Dataset extract
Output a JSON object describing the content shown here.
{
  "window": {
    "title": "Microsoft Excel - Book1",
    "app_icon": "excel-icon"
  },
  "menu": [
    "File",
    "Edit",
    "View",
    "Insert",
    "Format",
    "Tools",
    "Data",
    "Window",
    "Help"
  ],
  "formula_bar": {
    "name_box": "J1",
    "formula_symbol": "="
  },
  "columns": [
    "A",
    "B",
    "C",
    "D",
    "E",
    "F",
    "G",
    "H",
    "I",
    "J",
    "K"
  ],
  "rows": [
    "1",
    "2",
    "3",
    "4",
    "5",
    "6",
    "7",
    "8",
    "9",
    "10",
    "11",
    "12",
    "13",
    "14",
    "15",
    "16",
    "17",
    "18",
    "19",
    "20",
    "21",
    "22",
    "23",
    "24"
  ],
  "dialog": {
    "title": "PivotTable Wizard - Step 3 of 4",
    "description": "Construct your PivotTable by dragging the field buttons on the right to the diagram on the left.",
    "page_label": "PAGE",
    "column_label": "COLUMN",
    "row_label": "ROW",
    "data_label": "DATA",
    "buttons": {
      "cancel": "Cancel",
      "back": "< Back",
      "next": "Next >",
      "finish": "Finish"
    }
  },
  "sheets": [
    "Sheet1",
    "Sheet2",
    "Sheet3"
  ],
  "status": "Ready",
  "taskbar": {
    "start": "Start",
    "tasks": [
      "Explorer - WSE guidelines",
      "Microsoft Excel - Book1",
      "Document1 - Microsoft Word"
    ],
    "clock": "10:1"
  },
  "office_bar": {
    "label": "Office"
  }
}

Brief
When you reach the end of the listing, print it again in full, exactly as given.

Your response
Output a JSON object describing the content shown here.
{
  "window": {
    "title": "Microsoft Excel - Book1",
    "app_icon": "excel-icon"
  },
  "menu": [
    "File",
    "Edit",
    "View",
    "Insert",
    "Format",
    "Tools",
    "Data",
    "Window",
    "Help"
  ],
  "formula_bar": {
    "name_box": "J1",
    "formula_symbol": "="
  },
  "columns": [
    "A",
    "B",
    "C",
    "D",
    "E",
    "F",
    "G",
    "H",
    "I",
    "J",
    "K"
  ],
  "rows": [
    "1",
    "2",
    "3",
    "4",
    "5",
    "6",
    "7",
    "8",
    "9",
    "10",
    "11",
    "12",
    "13",
    "14",
    "15",
    "16",
    "17",
    "18",
    "19",
    "20",
    "21",
    "22",
    "23",
    "24"
  ],
  "dialog": {
    "title": "PivotTable Wizard - Step 3 of 4",
    "description": "Construct your PivotTable by dragging the field buttons on the right to the diagram on the left.",
    "page_label": "PAGE",
    "column_label": "COLUMN",
    "row_label": "ROW",
    "data_label": "DATA",
    "buttons": {
      "cancel": "Cancel",
      "back": "< Back",
      "next": "Next >",
      "finish": "Finish"
    }
  },
  "sheets": [
    "Sheet1",
    "Sheet2",
    "Sheet3"
  ],
  "status": "Ready",
  "taskbar": {
    "start": "Start",
    "tasks": [
      "Explorer - WSE guidelines",
      "Microsoft Excel - Book1",
      "Document1 - Microsoft Word"
    ],
    "clock": "10:1"
  },
  "office_bar": {
    "label": "Office"
  }
}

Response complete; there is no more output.